Sorry for not following up on this sooner. We have tested /dev/random
a number of times over the last few weeks as you describe, and the
entropy pool always fills back up correctly now after being exhausted.
The server has a keyboard and mouse attached through a KVM, but it is
not selected most of the time - someone logs into it for a few minutes
every couple days on average.
Did this patch make it into 9.0.3? Or do we need to wait for RHEL3-U3
to get it in the mainline kernel?
The fixes for this problem that Mark DeWandel back-ported from 2.6
have just been committed to the RHEL3 U3 patch pool this evening
(in kernel version 2.4.21-15.3.EL).
Stefan, just to clarify, the fix did *not* make it into -9.0.3.EL
nor into -15.EL (the U2 kernel). Thus, the first officially
supported RHEL3 kernel with the fix will be the U3 kernel.
Will these fixes also soon be ported over to Fedora? Anything known
about their next kernel-release that might include this?
Thank you guys for taking this bug seriously!
Stefan, my understanding is that the fixes came from 2.6, which
is what Fedora (as of FC2) is based on. So I'd guess the fixes
are there already. If you need me to check out a specific FC
kernel version to verify that the fixes are contained there,
please let me know.
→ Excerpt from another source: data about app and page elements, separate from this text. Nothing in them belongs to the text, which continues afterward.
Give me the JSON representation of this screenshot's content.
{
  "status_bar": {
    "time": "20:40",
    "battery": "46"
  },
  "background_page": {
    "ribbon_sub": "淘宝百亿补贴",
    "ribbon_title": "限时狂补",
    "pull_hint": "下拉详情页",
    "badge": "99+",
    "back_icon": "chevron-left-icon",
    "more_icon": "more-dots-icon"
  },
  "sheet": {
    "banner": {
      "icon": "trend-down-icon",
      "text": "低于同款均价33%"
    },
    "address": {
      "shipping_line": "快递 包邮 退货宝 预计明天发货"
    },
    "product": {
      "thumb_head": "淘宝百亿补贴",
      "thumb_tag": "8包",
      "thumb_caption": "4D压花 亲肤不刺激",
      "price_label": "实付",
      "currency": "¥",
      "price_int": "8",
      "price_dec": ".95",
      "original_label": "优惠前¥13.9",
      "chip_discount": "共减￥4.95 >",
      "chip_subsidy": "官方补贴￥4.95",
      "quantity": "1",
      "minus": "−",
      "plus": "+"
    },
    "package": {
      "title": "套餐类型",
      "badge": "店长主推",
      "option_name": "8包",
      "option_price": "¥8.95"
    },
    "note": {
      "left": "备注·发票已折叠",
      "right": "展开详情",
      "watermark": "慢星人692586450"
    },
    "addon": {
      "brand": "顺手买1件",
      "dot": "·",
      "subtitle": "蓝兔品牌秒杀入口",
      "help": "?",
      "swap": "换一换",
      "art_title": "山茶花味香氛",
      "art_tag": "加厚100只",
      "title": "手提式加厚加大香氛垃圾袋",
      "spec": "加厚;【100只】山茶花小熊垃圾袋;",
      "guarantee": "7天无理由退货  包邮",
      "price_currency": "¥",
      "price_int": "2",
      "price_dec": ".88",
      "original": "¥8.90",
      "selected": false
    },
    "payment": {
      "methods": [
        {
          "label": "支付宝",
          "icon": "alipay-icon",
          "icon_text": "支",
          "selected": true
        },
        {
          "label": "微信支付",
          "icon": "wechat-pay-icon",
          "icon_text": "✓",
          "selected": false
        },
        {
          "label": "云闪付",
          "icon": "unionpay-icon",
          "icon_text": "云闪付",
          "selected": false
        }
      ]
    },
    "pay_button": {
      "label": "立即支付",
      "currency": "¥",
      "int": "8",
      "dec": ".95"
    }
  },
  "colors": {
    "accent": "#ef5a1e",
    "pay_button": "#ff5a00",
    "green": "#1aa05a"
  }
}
I'll attach the RHEL3 U3 patch that I
committed last night in the next comment for reference.
Created attachment 100157 [details]
/dev/random driver fixes committed in RHEL3 U3
An errata has been issued which should help the problem
described in this bug report. This report is therefore being
closed with a resolution of ERRATA. For more information
on the solution and/or where to find the updated files,
please follow the link below. You may reopen this bug report
if the solution does not work for you.
Thank you very much. Does somebody know when ports of these fixes
will occur in Fedora Core 2?
Stefan, your question in comment #30 are already answered in comment #27.
Still seeing this on 2.4.21-20.ELsmp - the errata suggests it's been
fixed and yet on a server with no keyboard and mouse the /dev/random
device can produce no output for minutes at a time. This is causing
all java JINI services to hang on startup and some java SSL services.
The only safe workaround for JINI is
mknod -m 0444 /dev/random c 1 9
as suggested in http://linux.about.com/od/commands/l/blcmdl4_random.htm
Comment 32: Jos, please see comment 8, 9 and 10.
(In reply to comment #33)
> Comment 32: Jos, please see comment 8, 9 and 10.
Jos I indeed read comments #8, to comment #10 but could not find the answer to
Jos: is the fix included in RHEL3 U3 and attached in comment #28 makes use of
/dev/random possible is a headless server such as the ones in most data centers
(i.e. without mouse and keyword).
Was the fix able to include other environmental data such as interrupts or
hardware specific data such as hard disk statistics (BTW more details about how
the fix works would certainly help in understanding how the bug was fixed)?
Is the workaround of using /dev/urandom instead still necessary on headless
computers running RHEL3 U3?
Sorry, it seems that while adding myself to the CC list I have by mistake
changed the status of this bug, which was not my intention. I therefore tried to
put it back to the previous state left by "John Flanagan on 2004-09-02 00:31
EST", i.e. "CLOSED ERRATA", but was refused permission to do so.
But I would still appreciate details about how this bug was fixed.
Hello, Guillaume. From reading the patch in comment #28, it looks like
the fixes were oriented around sleep/wakeup synchronization (as opposed
to incorporating new sources of randomness). Unfortunately, the person
who did this work is no longer here. Sorry I'm not able to get better
answers for you.